Whalen says sticking to the neighbourhoods they know lends authenticity to the show.
"We all live here and we love Toronto, and this is what we knew how to talk about," she told Galloway. "I know the kind of conversations that happen in a specific park."
It's those conversations, moments and trends that Whalen mines for comedic inspiration on her walks through the neighbourhood.
"Sometimes you overhear a snippet somebody said that you think is amazing. I overheard this lady saying to her friend the other day, 'You're just mad because I wouldn't accept your fake apology!'"
"I thought, 'What just happened? What are these ladies talking about?'"
High Park, Roncesvalles and the beach along Sunnyside Park are favourite haunts.
"I love the people watching. Everybody comes from all over the city to hang out here, and I love seeing all of the different shapes, sizes, varieties of people."
A walk through High Park led to a sketch about people who put their dogs in strollers. Another bit of eavesdropping sparked an idea about new moms competing to out-weird each other with unusual baby names.
After Whalen noticed waiters always seem to ask about the first bite of your meal, but neglect to enquire about the rest, she wrote "First Few Bites."
In comedy, the specific is universal
"In comedy there's that thing that when you hit the specific, it ends up being universal. So talking about the weird things that happen at Sunnyside Beach, everyone around the world's gonna be like, 'Oh, we've got our own version of Sunnyside Beach.'"
Though the comedy is universal, the show's point of view is distinctly female.

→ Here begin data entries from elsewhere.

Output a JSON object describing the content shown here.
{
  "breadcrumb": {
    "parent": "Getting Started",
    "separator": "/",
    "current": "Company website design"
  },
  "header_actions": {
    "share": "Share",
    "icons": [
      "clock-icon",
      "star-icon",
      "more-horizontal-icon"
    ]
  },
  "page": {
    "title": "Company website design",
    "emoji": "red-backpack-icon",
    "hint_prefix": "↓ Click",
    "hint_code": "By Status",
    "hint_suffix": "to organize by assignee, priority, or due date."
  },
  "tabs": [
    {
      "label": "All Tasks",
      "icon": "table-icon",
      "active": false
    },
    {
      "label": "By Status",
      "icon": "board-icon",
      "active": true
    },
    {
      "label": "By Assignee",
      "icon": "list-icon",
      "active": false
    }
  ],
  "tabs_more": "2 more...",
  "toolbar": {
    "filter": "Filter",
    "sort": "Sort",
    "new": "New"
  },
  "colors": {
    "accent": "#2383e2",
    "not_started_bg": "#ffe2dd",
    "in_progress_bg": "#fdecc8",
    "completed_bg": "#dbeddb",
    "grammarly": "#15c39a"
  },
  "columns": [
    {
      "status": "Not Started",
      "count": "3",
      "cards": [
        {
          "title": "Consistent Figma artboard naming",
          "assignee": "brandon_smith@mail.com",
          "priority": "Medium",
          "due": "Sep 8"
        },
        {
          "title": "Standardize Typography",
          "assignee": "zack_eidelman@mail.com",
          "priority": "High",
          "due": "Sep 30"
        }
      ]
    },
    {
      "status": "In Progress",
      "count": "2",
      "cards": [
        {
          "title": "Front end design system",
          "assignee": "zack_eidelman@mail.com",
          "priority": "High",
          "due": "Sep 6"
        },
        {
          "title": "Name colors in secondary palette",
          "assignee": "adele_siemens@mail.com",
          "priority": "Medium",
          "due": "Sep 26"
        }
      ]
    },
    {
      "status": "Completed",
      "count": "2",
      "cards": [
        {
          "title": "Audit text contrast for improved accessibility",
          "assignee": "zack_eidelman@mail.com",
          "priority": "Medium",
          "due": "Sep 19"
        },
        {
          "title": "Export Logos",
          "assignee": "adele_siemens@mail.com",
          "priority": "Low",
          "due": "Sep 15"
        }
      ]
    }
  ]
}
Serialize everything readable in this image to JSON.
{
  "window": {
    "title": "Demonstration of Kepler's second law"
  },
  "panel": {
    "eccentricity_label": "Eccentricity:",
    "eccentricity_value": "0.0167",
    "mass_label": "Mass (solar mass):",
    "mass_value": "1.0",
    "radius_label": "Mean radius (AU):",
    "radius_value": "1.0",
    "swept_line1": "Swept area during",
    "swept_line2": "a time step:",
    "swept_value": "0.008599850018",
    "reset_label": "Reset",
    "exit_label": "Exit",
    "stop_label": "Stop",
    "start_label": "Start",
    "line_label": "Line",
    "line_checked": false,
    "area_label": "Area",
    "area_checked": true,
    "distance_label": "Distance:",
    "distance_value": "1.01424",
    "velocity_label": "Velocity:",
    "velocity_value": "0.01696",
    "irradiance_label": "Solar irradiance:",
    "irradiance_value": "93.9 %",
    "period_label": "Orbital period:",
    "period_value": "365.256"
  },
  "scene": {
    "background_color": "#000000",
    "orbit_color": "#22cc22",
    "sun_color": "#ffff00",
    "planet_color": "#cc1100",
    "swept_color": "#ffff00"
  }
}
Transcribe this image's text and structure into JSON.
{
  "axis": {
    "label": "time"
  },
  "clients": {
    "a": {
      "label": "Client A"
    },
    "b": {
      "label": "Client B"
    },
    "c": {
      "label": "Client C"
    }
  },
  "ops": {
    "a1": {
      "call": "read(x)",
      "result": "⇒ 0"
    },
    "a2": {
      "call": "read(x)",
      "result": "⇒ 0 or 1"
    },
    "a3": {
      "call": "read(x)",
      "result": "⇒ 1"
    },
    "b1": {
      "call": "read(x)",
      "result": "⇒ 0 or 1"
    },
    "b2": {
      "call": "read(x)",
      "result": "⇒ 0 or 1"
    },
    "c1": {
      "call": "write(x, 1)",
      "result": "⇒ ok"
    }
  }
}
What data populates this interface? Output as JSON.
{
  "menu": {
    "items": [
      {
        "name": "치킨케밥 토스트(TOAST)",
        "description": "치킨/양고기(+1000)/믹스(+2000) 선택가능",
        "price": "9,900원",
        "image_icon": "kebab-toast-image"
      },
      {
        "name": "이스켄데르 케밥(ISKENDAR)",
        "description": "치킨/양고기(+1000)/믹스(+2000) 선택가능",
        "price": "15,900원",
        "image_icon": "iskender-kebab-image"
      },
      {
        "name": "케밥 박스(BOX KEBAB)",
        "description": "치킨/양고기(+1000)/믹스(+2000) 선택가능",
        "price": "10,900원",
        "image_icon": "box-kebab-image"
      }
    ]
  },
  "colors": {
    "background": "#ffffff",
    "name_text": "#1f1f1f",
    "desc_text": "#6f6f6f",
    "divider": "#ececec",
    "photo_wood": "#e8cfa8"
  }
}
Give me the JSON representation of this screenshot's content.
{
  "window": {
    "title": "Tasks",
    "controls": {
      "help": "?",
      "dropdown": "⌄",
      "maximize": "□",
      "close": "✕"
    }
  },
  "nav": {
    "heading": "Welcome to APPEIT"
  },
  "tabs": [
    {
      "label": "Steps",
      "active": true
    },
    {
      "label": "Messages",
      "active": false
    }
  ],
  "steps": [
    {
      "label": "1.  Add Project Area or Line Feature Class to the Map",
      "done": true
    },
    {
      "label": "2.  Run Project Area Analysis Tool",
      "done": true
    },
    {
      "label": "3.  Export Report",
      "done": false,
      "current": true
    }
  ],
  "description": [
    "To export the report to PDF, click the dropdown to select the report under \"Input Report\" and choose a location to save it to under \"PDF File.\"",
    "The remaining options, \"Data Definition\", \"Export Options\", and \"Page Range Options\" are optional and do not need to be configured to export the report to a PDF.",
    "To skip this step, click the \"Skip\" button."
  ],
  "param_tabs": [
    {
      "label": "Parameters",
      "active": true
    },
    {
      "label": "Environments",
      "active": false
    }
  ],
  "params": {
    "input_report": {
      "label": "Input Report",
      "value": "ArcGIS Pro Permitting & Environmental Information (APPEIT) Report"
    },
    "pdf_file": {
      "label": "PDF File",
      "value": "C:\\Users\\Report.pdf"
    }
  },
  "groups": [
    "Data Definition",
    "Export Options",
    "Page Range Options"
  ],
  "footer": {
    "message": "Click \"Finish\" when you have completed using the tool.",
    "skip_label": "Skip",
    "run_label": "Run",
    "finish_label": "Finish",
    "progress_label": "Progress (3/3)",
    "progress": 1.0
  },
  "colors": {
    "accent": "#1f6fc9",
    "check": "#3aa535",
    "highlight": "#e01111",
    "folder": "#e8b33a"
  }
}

In a sketch set in a locker room where almost everyone is nude (save for some strategic blurring) post-40 women revel in the freedom of no longer caring how they look naked.
In another sketch a pharmacist chastises a woman's personal hygiene habits when she needs some over-the-counter vaginal cream.
"I think that all of us are sort of drawn to uncomfortable moments and awkwardness. We all have so much angst all the time ... we just heighten that and make it public."
Watch Baroness Von Sketch online at http://www.cbc.ca/baroness